▶ Exercise details: Go through the material below, find each line with the word "true", and copy those lines.

▶ Given records:
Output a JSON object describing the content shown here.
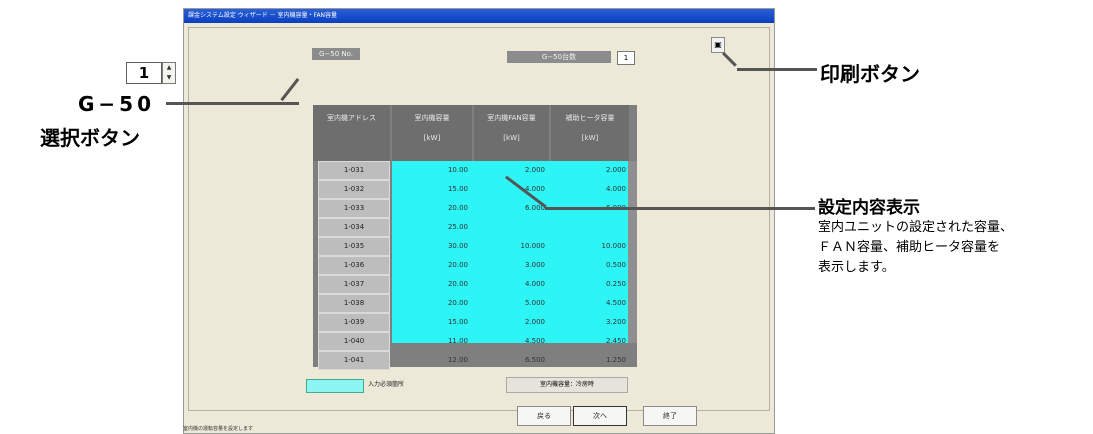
{
  "window": {
    "title": "課金システム設定 ウィザード － 室内機容量・FAN容量"
  },
  "g50_no": {
    "label": "G−50 No.",
    "value": "1",
    "up": "▲",
    "down": "▼"
  },
  "g50_count": {
    "label": "G−50台数",
    "value": "1"
  },
  "print_icon": "▣",
  "table": {
    "headers": [
      {
        "line1": "室内機アドレス",
        "line2": ""
      },
      {
        "line1": "室内機容量",
        "line2": "[kW]"
      },
      {
        "line1": "室内機FAN容量",
        "line2": "[kW]"
      },
      {
        "line1": "補助ヒータ容量",
        "line2": "[kW]"
      }
    ],
    "rows": [
      [
        "1-031",
        "10.00",
        "2.000",
        "2.000"
      ],
      [
        "1-032",
        "15.00",
        "4.000",
        "4.000"
      ],
      [
        "1-033",
        "20.00",
        "6.000",
        "6.000"
      ],
      [
        "1-034",
        "25.00",
        "",
        ""
      ],
      [
        "1-035",
        "30.00",
        "10.000",
        "10.000"
      ],
      [
        "1-036",
        "20.00",
        "3.000",
        "0.500"
      ],
      [
        "1-037",
        "20.00",
        "4.000",
        "0.250"
      ],
      [
        "1-038",
        "20.00",
        "5.000",
        "4.500"
      ],
      [
        "1-039",
        "15.00",
        "2.000",
        "3.200"
      ],
      [
        "1-040",
        "11.00",
        "4.500",
        "2.450"
      ],
      [
        "1-041",
        "12.00",
        "6.500",
        "1.250"
      ]
    ]
  },
  "legend": {
    "text": "入力必須箇所",
    "mode": "室内機容量：冷房時"
  },
  "buttons": {
    "back": "戻る",
    "next": "次へ",
    "exit": "終了"
  },
  "status_text": "室内機の運転容量を設定します",
  "callouts": {
    "g50_select_line1": "G−50",
    "g50_select_line2": "選択ボタン",
    "print_button": "印刷ボタン",
    "settings_title": "設定内容表示",
    "settings_desc1": "室内ユニットの設定された容量、",
    "settings_desc2": "ＦＡＮ容量、補助ヒータ容量を",
    "settings_desc3": "表示します。"
  },
  "colors": {
    "input_required": "#2df5f5",
    "title_bar": "#0a3fc0"
  }
}
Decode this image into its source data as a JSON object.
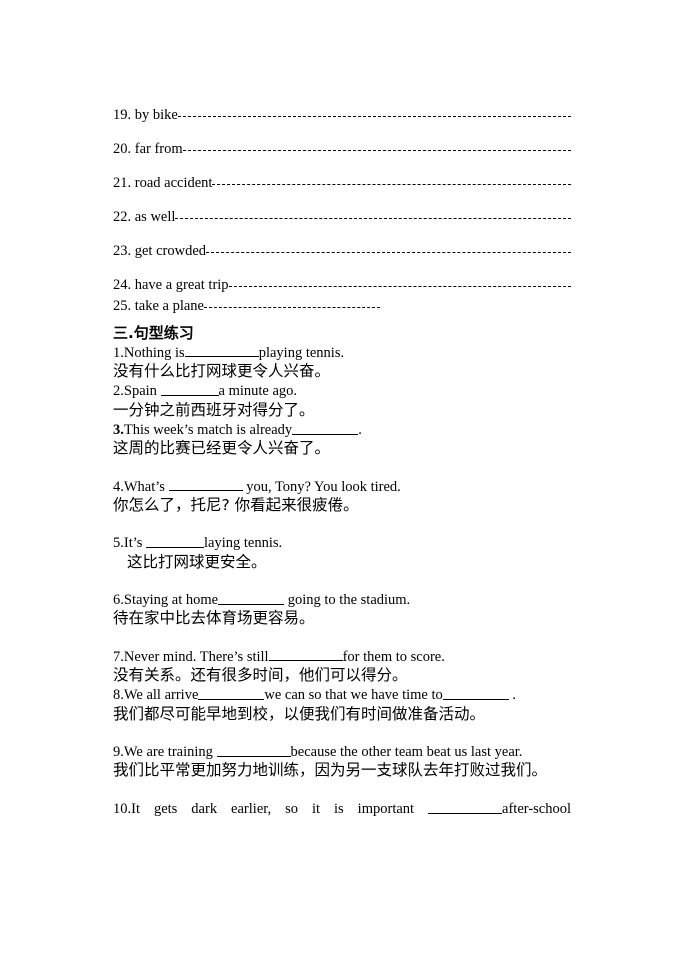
{
  "document": {
    "vocabulary": {
      "items": [
        {
          "label": "19. by bike",
          "line": "dash-dot",
          "length": "full"
        },
        {
          "label": "20. far from",
          "line": "dash-dot",
          "length": "full"
        },
        {
          "label": "21. road accident ",
          "line": "dash-dot",
          "length": "full"
        },
        {
          "label": "22. as well",
          "line": "dash-dot",
          "length": "full"
        },
        {
          "label": "23. get crowded ",
          "line": "dash-dot",
          "length": "full"
        },
        {
          "label": "24. have a great trip",
          "line": "dash-dot",
          "length": "full"
        },
        {
          "label": "25. take a plane",
          "line": "dash-dot",
          "length": "short"
        }
      ]
    },
    "section": {
      "heading": "三.句型练习"
    },
    "exercises": [
      {
        "number": "1.",
        "en_before": "Nothing is",
        "blank": "b-xl",
        "en_after": "playing tennis.",
        "zh": "没有什么比打网球更令人兴奋。",
        "bold_number": false,
        "zh_indent": false,
        "space_after": "none"
      },
      {
        "number": "2.",
        "en_before": "Spain ",
        "blank": "b-md",
        "en_after": "a minute ago.",
        "zh": "一分钟之前西班牙对得分了。",
        "bold_number": false,
        "zh_indent": false,
        "space_after": "none"
      },
      {
        "number": "3.",
        "en_before": "This week’s match is already",
        "blank": "b-lg",
        "en_after": ".",
        "zh": "这周的比赛已经更令人兴奋了。",
        "bold_number": true,
        "zh_indent": false,
        "space_after": "large"
      },
      {
        "number": "4.",
        "en_before": "What’s ",
        "blank": "b-xl",
        "en_after": " you, Tony? You look tired.",
        "zh": "你怎么了，托尼? 你看起来很疲倦。",
        "bold_number": false,
        "zh_indent": false,
        "space_after": "large"
      },
      {
        "number": "5.",
        "en_before": "It’s ",
        "blank": "b-md",
        "en_after": "laying tennis.",
        "zh": "这比打网球更安全。",
        "bold_number": false,
        "zh_indent": true,
        "space_after": "large"
      },
      {
        "number": "6.",
        "en_before": "Staying at home",
        "blank": "b-lg",
        "en_after": " going to the stadium.",
        "zh": "待在家中比去体育场更容易。",
        "bold_number": false,
        "zh_indent": false,
        "space_after": "large"
      },
      {
        "number": "7.",
        "en_before": "Never mind. There’s  still",
        "blank": "b-xl",
        "en_after": "for them to score.",
        "zh": "没有关系。还有很多时间，他们可以得分。",
        "bold_number": false,
        "zh_indent": false,
        "space_after": "none"
      },
      {
        "number": "8.",
        "en_before": "We all  arrive",
        "blank": "b-lg",
        "en_mid": "we can so that we have time to",
        "blank2": "b-lg",
        "en_after": " .",
        "zh": "我们都尽可能早地到校，以便我们有时间做准备活动。",
        "bold_number": false,
        "zh_indent": false,
        "space_after": "large"
      },
      {
        "number": "9.",
        "en_before": "We are training  ",
        "blank": "b-xl",
        "en_after": "because the other team beat us last year.",
        "zh": "我们比平常更加努力地训练，因为另一支球队去年打败过我们。",
        "bold_number": false,
        "zh_indent": false,
        "space_after": "large"
      }
    ],
    "last_exercise": {
      "number": "10.",
      "en_before": "It gets dark earlier, so it is important ",
      "blank": "b-xl",
      "en_after": "after-school"
    }
  }
}
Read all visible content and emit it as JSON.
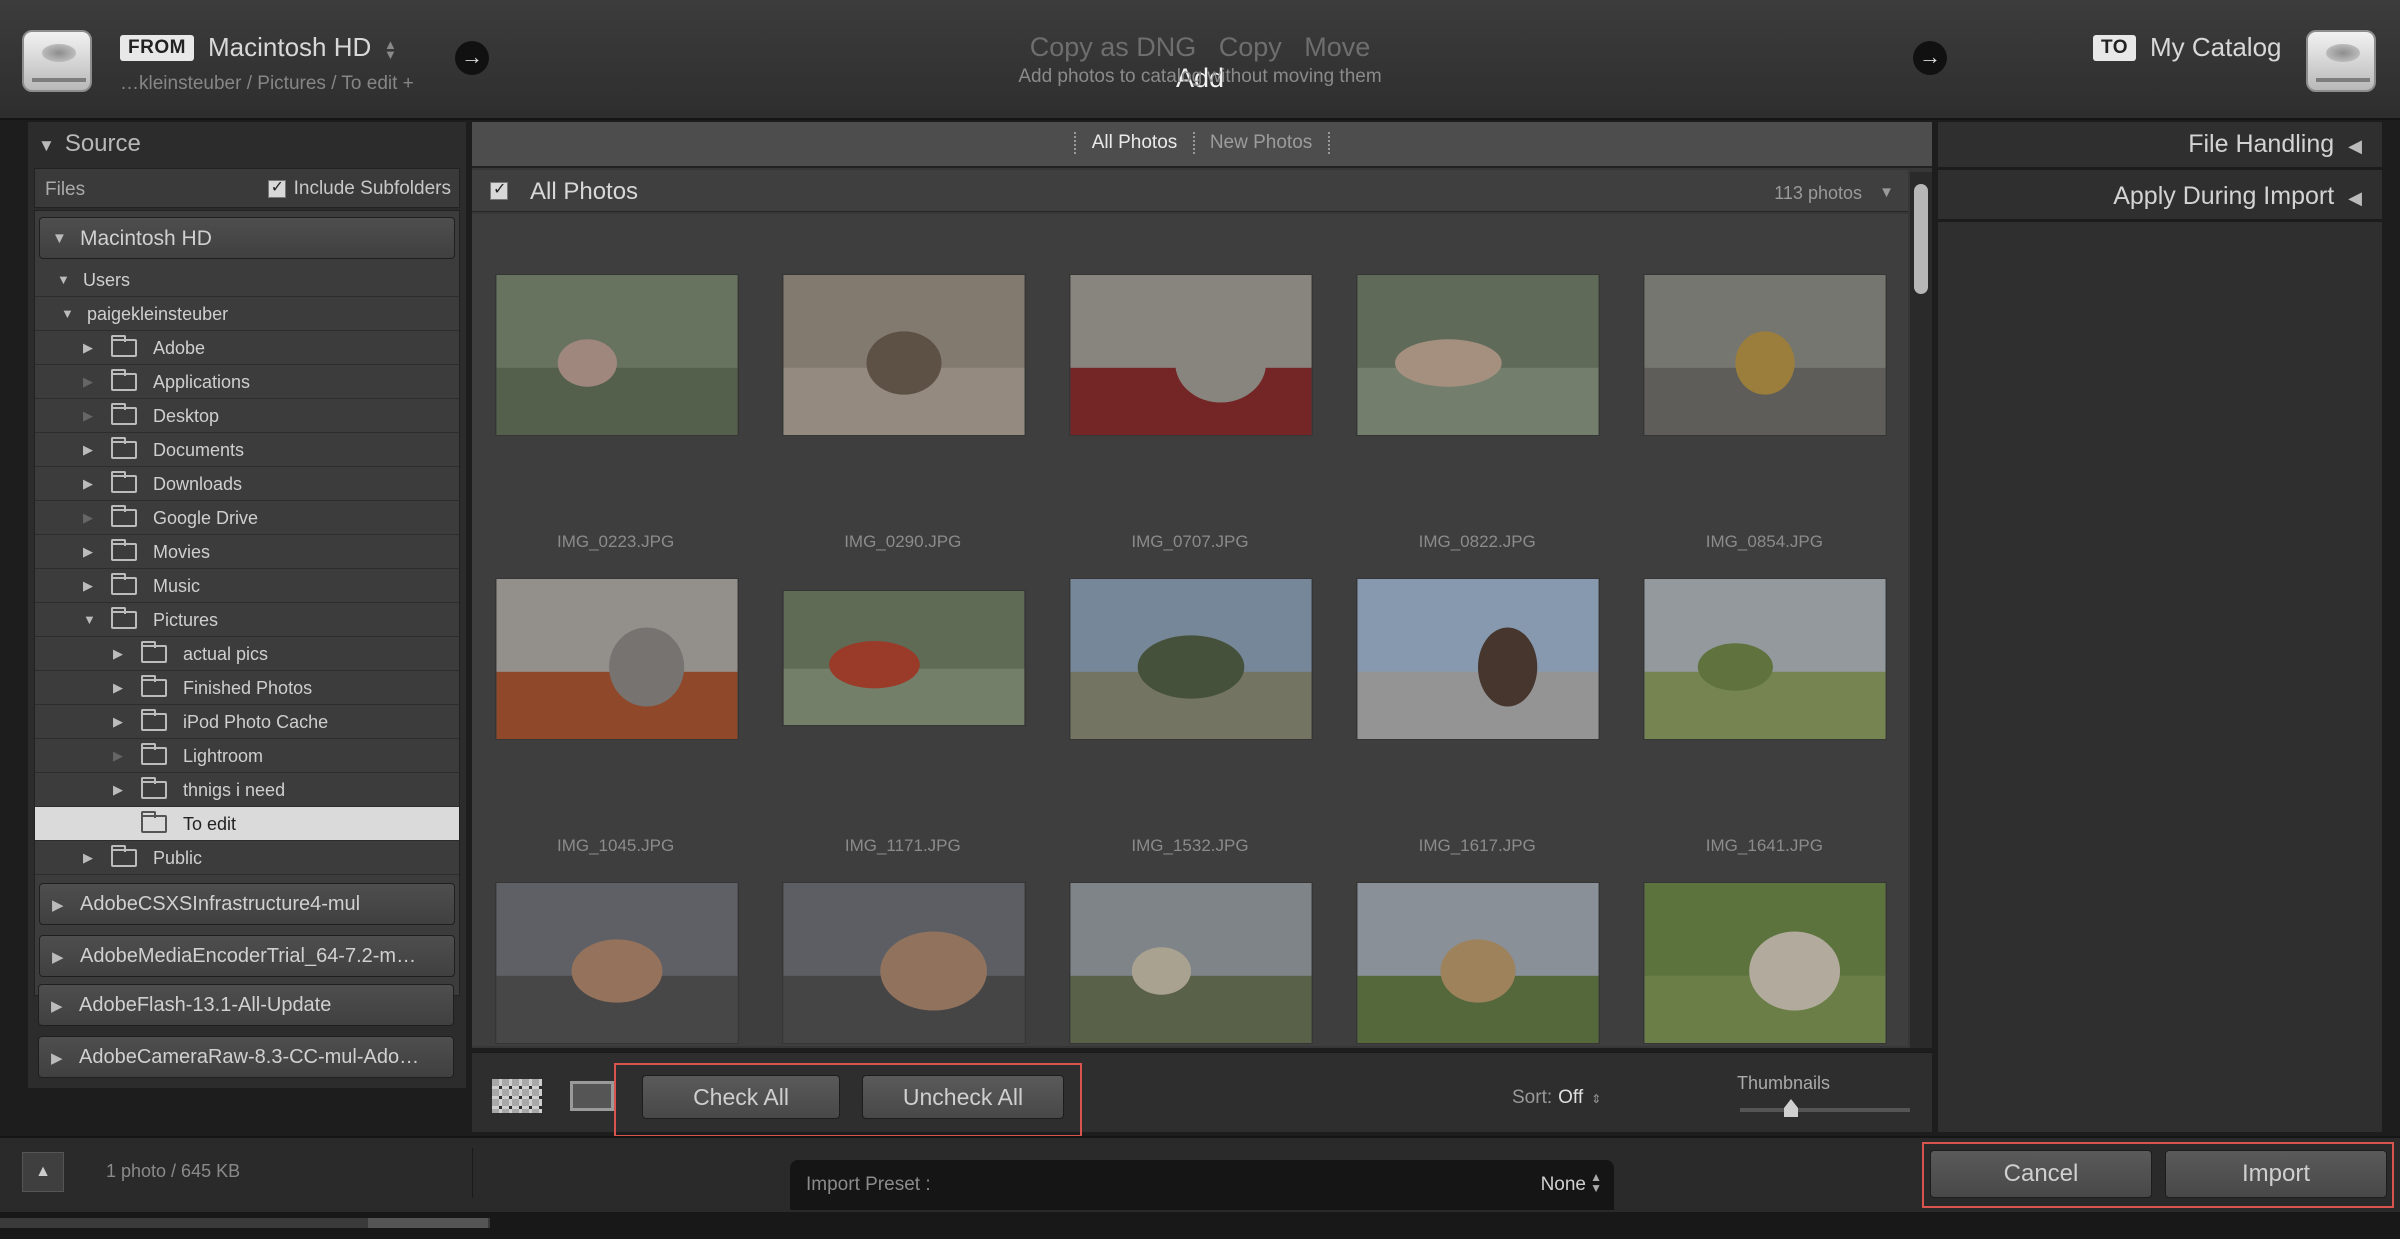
{
  "header": {
    "from_tag": "FROM",
    "from_source": "Macintosh HD",
    "from_path": "…kleinsteuber / Pictures / To edit +",
    "modes": [
      "Copy as DNG",
      "Copy",
      "Move",
      "Add"
    ],
    "active_mode": "Add",
    "mode_description": "Add photos to catalog without moving them",
    "to_tag": "TO",
    "to_destination": "My Catalog"
  },
  "source_panel": {
    "title": "Source",
    "files_label": "Files",
    "include_subfolders_label": "Include Subfolders",
    "include_subfolders_checked": true,
    "main_volume": "Macintosh HD",
    "users_label": "Users",
    "user_folder": "paigekleinsteuber",
    "folders": [
      "Adobe",
      "Applications",
      "Desktop",
      "Documents",
      "Downloads",
      "Google Drive",
      "Movies",
      "Music",
      "Pictures"
    ],
    "picture_subfolders": [
      "actual pics",
      "Finished Photos",
      "iPod Photo Cache",
      "Lightroom",
      "thnigs i need",
      "To edit"
    ],
    "selected_folder": "To edit",
    "public_folder": "Public",
    "other_volumes": [
      "AdobeCSXSInfrastructure4-mul",
      "AdobeMediaEncoderTrial_64-7.2-m…",
      "AdobeFlash-13.1-All-Update",
      "AdobeCameraRaw-8.3-CC-mul-Ado…"
    ]
  },
  "grid": {
    "tabs": [
      "All Photos",
      "New Photos"
    ],
    "active_tab": "All Photos",
    "section_title": "All Photos",
    "photo_count": "113 photos",
    "photos": [
      {
        "name": "IMG_0223.JPG",
        "subject": "girl-outdoors"
      },
      {
        "name": "IMG_0290.JPG",
        "subject": "yorkie-dog"
      },
      {
        "name": "IMG_0707.JPG",
        "subject": "soda-can"
      },
      {
        "name": "IMG_0822.JPG",
        "subject": "child-profile"
      },
      {
        "name": "IMG_0854.JPG",
        "subject": "rubber-ducks"
      },
      {
        "name": "IMG_1045.JPG",
        "subject": "ball-on-ledge"
      },
      {
        "name": "IMG_1171.JPG",
        "subject": "tomatoes"
      },
      {
        "name": "IMG_1532.JPG",
        "subject": "tree-landscape"
      },
      {
        "name": "IMG_1617.JPG",
        "subject": "horse"
      },
      {
        "name": "IMG_1641.JPG",
        "subject": "field"
      },
      {
        "name": "",
        "subject": "sunset-1"
      },
      {
        "name": "",
        "subject": "sunset-2"
      },
      {
        "name": "",
        "subject": "puppy-1"
      },
      {
        "name": "",
        "subject": "puppy-2"
      },
      {
        "name": "",
        "subject": "puppy-3"
      }
    ]
  },
  "toolbar": {
    "check_all": "Check All",
    "uncheck_all": "Uncheck All",
    "sort_label": "Sort:",
    "sort_value": "Off",
    "thumbnails_label": "Thumbnails",
    "thumbnail_size_fraction": 0.3
  },
  "right_panel": {
    "file_handling": "File Handling",
    "apply_during_import": "Apply During Import"
  },
  "footer": {
    "size_info": "1 photo / 645 KB",
    "import_preset_label": "Import Preset :",
    "import_preset_value": "None",
    "cancel": "Cancel",
    "import": "Import"
  },
  "colors": {
    "highlight": "#d9534f",
    "background": "#1d1d1d",
    "panel": "#2c2c2c"
  }
}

▶ Solution:
        "bold_number": true,
        "zh_indent": true,
    "include_subfolders_checked": true,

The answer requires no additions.